What this task involves:
Only lines holding the word "боротися" should be copied from the material.
-------- Record set
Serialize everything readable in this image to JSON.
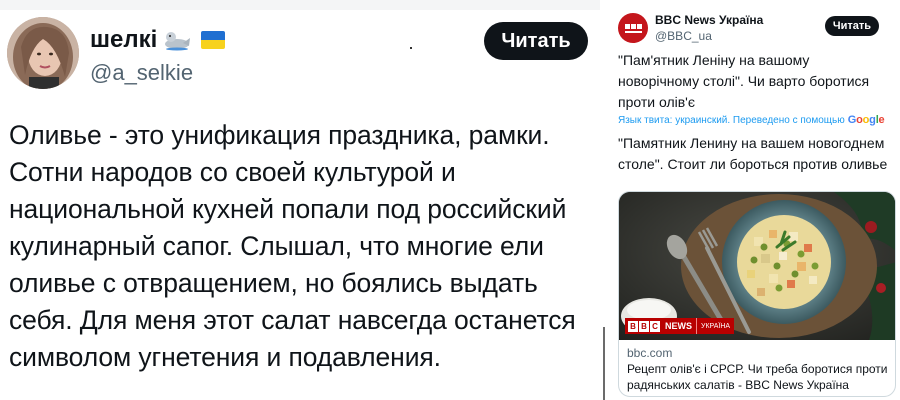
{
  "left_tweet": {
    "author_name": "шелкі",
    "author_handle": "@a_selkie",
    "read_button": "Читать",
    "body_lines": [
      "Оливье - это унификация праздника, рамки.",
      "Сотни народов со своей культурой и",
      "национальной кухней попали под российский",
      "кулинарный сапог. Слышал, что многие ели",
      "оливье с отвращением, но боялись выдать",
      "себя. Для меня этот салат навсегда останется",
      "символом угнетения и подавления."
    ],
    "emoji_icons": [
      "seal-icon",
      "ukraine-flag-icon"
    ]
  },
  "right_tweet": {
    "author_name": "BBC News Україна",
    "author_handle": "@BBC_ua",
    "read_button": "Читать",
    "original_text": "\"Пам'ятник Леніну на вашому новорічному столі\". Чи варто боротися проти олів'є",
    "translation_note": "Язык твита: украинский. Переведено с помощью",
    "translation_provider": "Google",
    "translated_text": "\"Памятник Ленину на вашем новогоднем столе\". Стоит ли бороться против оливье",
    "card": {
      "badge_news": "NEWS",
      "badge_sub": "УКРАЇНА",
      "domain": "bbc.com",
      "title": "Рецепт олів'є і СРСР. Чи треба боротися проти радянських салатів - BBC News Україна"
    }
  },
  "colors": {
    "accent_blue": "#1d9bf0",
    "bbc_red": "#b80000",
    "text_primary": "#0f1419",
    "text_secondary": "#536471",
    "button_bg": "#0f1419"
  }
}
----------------
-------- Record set
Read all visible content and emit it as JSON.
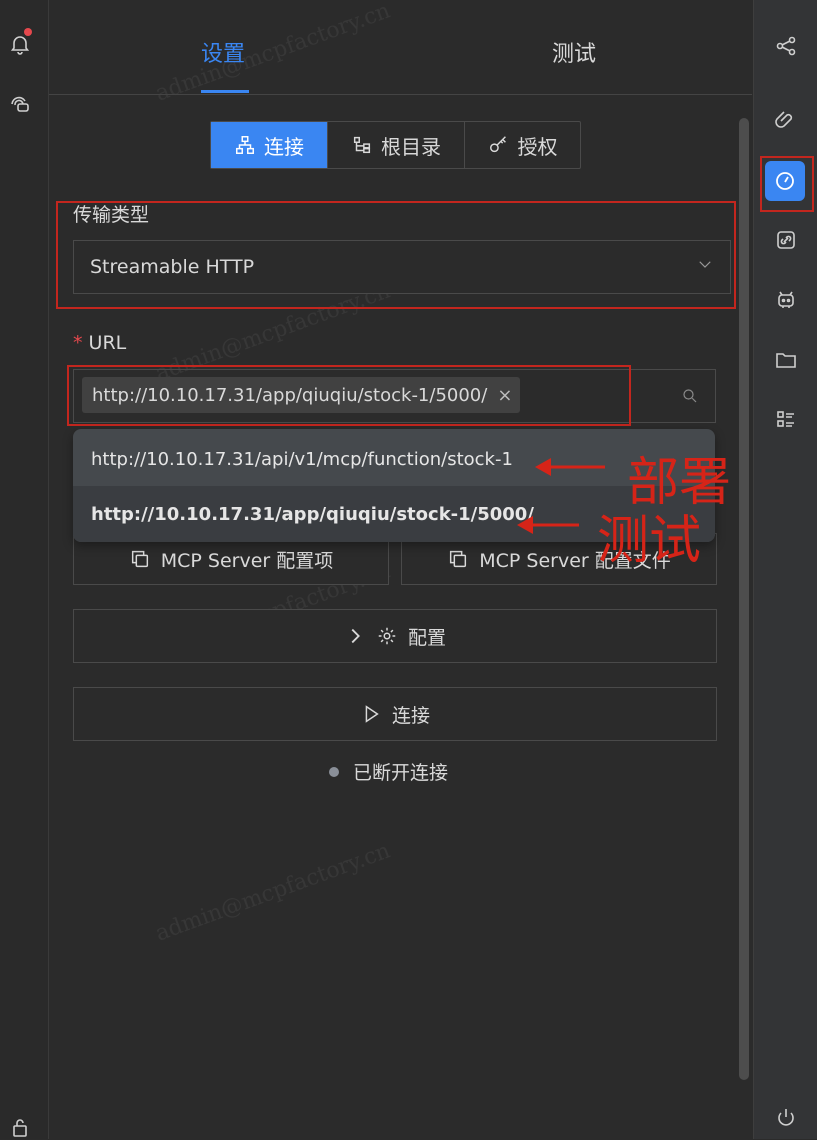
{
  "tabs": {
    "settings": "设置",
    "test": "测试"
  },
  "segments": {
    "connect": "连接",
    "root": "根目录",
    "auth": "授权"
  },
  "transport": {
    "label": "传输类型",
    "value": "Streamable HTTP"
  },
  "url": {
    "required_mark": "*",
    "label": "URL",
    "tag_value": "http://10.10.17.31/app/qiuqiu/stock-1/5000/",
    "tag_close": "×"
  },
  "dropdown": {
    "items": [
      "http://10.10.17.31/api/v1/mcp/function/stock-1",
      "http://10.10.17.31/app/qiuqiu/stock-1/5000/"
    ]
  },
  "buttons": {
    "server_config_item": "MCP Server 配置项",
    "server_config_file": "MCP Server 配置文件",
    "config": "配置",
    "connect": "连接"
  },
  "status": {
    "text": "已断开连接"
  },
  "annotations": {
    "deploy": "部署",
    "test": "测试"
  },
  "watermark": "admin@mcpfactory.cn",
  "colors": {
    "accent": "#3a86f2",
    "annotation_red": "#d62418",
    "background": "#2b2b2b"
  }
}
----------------
Written reply:
    "original_text": "\"Пам'ятник Леніну на вашому новорічному столі\". Чи варто боротися проти олів'є",
      "title": "Рецепт олів'є і СРСР. Чи треба боротися проти радянських салатів - BBC News Україна"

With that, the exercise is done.